Ken Starr, the prosecutor who led Whitewater’s remorseless investigation into then-President Bill Clinton and whose case report revealed intimate details of Clinton’s extramarital sex, died Tuesday in Houston following complications from surgery. He was 76 years old.
His death was announced by his family in statement.
Nominated by former President Ronald Reagan to a seat on the United States Court of Appeals for the District of Washington, D.C., Starr served as U.S. Solicitor General under President George W. Bush. He attracted the most public attention – political opponents would call a disgrace – as an independent adviser to the Clinton administration. Starr was originally assigned to investigate the suicide of White House Deputy Counsel Vince Foster and Clinton’s investment in Whitewater real estate.
The investigation will expand to cover much more than its original intent: After Clinton denied having a “sexual relationship” with former trainee Monica Lewinsky, charges of perjury led to the president’s impeachment. Clinton was subsequently acquitted in a US Senate trial.
After more than four years of investigation, Starr filed a Starr report that included ominous details that would become part of the ’90s zeitgeist, including, as evidence, Lewinsky Gap’s blue dress, which Starr said had traces of Clinton’s DNA, and the essence of the matter. for countless late-night jokes on the talk show.
Starr is survived by wife Alice Mendell Starr, 52, children Randall P. Starr, Caroline S. Doolittle, and Cynthia S. Roemer, their spouses, and nine grandchildren.
In a statement on behalf of the family, son Randall Starr said: “We are deeply saddened by the loss of our dear and loving father and grandfather, whom we admired for his amazing work ethic but who always put his family first. The love, energy, sweet sense of humor and hilarious interest that dad showed to each of us was truly special and we cherish the many wonderful memories we were able to share with him.
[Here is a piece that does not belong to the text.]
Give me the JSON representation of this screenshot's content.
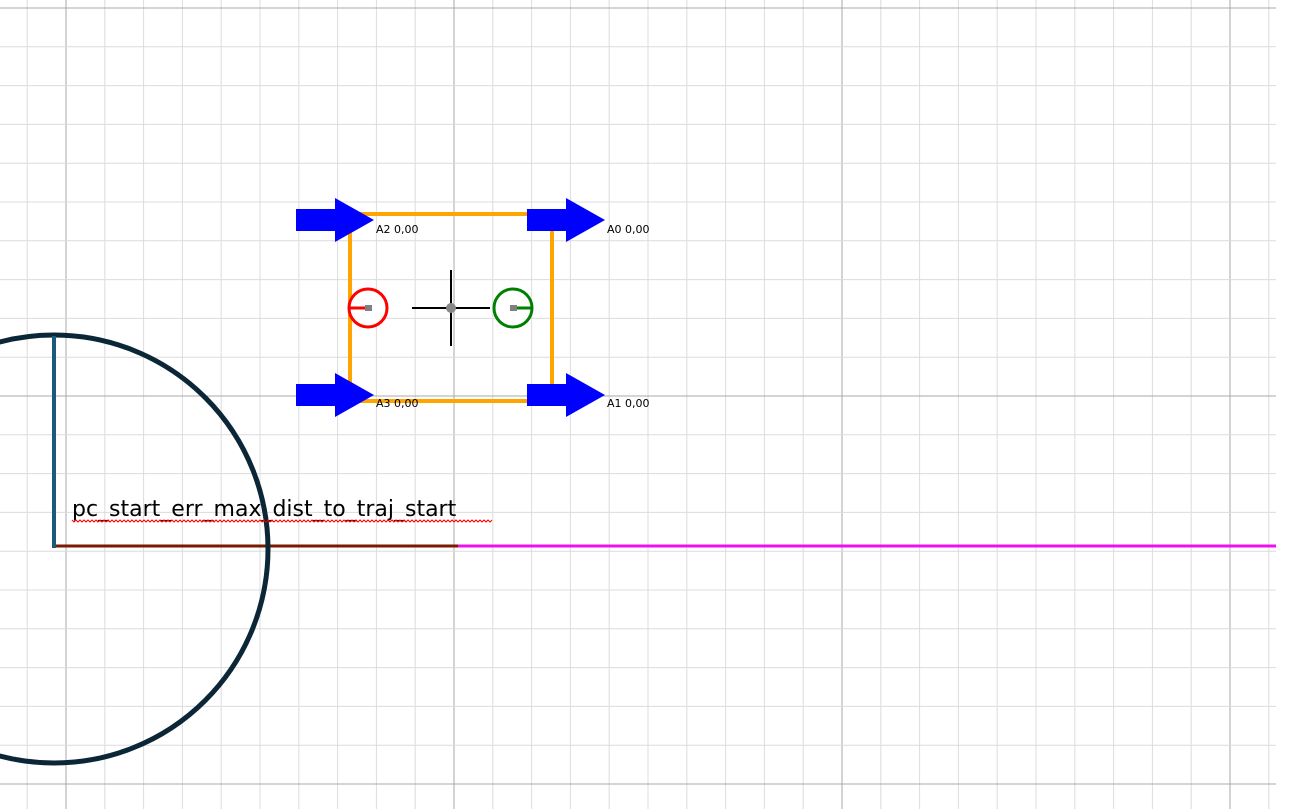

Now he is with his Lord and Savior.”
Starr will be buried at the Texas State Cemetery in Austin.